## What to work on
Across the entries below, work out how many lines contain "title". Please give the number only.

## Extracted records
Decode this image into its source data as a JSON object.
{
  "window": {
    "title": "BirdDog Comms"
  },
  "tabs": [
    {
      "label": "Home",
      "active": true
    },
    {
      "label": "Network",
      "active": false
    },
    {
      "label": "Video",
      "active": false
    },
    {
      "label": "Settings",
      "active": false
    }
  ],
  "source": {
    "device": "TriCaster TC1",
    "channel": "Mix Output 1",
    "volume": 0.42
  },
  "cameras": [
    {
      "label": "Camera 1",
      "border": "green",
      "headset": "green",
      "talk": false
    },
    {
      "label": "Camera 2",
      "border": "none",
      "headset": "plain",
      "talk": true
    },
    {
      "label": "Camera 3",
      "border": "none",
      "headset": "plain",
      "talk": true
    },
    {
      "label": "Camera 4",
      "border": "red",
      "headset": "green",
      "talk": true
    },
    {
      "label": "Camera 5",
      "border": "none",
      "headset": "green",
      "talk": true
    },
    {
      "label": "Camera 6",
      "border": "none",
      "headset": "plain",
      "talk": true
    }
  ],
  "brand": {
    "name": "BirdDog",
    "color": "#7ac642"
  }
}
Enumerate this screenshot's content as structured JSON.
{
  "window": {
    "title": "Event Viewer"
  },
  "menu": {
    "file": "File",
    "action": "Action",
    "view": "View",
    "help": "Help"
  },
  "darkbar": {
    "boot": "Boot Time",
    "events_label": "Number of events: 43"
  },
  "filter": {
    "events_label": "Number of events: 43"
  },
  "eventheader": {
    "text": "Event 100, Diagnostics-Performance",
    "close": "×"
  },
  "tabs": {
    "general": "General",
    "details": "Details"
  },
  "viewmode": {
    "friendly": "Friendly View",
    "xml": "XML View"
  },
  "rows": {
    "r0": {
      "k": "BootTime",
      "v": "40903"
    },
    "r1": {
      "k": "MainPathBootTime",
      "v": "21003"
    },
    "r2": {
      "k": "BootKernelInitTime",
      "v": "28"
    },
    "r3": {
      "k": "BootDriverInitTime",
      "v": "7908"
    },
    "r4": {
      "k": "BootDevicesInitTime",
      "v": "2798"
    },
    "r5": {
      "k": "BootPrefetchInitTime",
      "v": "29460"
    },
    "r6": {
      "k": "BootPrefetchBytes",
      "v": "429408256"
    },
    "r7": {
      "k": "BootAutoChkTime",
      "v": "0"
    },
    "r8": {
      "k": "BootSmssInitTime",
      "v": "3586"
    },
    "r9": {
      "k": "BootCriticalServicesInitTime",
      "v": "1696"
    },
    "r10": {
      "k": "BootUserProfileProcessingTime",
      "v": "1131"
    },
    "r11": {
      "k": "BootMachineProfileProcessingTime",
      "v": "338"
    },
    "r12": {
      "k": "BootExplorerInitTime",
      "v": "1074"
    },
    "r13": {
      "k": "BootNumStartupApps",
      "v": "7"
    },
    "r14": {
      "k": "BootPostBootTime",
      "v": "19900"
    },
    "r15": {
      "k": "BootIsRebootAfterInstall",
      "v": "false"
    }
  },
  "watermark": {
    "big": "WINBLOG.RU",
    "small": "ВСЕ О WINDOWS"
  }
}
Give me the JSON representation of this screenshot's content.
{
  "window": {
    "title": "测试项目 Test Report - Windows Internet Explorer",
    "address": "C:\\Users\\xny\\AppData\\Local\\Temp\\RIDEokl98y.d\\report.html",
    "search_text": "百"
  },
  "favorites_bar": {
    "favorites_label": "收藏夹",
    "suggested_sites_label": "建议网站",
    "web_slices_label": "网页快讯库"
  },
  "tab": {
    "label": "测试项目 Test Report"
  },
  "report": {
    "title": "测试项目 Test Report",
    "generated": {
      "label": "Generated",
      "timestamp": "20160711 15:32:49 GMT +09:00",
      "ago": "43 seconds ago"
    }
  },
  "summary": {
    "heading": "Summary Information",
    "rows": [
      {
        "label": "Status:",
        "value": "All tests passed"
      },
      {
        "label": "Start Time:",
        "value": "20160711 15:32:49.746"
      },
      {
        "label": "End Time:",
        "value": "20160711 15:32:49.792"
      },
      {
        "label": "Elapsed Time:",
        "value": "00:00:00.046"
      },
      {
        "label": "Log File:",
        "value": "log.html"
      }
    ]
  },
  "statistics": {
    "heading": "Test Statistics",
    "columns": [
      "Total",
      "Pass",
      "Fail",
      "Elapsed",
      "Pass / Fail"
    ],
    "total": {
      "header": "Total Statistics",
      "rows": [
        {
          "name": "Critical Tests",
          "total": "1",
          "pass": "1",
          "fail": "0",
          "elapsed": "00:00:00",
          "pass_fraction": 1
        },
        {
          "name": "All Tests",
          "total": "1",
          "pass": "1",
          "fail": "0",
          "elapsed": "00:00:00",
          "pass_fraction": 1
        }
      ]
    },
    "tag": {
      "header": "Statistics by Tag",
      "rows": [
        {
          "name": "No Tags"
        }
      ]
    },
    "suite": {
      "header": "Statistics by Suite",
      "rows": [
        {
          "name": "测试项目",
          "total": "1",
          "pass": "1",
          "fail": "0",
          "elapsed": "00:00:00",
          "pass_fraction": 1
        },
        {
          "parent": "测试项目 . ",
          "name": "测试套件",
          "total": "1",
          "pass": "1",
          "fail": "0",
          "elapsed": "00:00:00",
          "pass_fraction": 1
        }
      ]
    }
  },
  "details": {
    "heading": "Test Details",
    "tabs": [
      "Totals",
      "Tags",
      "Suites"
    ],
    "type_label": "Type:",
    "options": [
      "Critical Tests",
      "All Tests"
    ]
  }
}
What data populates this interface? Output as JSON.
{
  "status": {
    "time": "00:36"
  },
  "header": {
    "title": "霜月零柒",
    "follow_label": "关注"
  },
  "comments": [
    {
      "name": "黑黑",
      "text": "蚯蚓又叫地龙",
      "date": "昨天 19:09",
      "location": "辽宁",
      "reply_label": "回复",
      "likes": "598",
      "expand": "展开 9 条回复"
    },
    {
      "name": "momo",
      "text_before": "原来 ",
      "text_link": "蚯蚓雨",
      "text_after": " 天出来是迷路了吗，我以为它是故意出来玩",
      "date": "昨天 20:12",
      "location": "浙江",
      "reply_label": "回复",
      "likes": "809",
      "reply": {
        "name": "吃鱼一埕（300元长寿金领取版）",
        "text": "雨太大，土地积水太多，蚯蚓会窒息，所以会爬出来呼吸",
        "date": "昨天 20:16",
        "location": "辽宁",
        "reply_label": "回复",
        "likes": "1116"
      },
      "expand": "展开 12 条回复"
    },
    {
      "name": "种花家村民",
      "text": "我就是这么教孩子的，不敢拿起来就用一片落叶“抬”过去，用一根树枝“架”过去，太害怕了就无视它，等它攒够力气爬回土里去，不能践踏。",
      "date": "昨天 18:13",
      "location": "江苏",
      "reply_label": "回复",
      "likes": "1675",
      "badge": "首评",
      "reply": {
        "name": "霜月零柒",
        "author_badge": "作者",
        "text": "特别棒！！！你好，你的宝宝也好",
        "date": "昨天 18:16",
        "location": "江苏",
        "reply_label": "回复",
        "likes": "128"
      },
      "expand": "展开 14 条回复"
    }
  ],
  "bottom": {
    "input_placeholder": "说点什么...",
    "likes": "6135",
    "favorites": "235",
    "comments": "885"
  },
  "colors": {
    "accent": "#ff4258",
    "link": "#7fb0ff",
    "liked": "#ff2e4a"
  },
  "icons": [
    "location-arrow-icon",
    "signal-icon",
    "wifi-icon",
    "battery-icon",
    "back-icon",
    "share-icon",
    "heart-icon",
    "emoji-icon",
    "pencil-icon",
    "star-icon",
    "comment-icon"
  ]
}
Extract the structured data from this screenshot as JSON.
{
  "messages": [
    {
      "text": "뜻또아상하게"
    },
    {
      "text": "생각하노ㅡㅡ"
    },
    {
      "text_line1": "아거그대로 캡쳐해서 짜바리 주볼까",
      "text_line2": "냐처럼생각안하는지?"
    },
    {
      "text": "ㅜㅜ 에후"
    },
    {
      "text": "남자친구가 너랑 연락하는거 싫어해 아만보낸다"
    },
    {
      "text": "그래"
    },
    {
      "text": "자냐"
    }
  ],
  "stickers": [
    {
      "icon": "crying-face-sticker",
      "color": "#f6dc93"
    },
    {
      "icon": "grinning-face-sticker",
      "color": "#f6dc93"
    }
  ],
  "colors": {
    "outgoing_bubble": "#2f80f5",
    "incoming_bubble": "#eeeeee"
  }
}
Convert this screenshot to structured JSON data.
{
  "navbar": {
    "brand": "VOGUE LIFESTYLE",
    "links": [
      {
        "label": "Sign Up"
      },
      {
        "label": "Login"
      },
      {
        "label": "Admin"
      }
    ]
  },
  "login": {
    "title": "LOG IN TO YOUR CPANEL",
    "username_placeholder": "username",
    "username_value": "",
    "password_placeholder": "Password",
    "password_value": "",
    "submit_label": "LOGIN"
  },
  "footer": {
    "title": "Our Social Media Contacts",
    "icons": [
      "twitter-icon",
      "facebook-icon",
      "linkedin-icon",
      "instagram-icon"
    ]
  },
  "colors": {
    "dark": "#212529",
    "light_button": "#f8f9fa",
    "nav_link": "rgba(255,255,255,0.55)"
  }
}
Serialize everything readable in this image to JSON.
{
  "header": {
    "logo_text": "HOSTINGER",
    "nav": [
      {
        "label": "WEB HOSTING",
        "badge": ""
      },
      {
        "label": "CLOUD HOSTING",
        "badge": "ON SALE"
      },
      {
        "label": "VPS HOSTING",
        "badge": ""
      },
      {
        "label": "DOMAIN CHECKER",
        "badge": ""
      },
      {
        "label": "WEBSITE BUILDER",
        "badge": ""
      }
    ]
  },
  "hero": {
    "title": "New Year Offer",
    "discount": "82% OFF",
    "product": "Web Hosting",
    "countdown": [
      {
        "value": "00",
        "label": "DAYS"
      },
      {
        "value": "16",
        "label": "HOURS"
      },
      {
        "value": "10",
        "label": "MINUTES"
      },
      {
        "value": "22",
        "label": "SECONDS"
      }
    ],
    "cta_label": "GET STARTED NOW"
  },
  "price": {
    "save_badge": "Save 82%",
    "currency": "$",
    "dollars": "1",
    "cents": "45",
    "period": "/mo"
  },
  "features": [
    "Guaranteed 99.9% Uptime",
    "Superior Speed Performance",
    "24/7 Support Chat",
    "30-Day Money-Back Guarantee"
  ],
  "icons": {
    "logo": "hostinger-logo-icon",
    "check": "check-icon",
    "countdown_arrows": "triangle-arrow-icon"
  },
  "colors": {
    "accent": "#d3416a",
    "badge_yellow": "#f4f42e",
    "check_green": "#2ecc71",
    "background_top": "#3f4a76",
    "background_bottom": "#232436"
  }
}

## Worked solution
8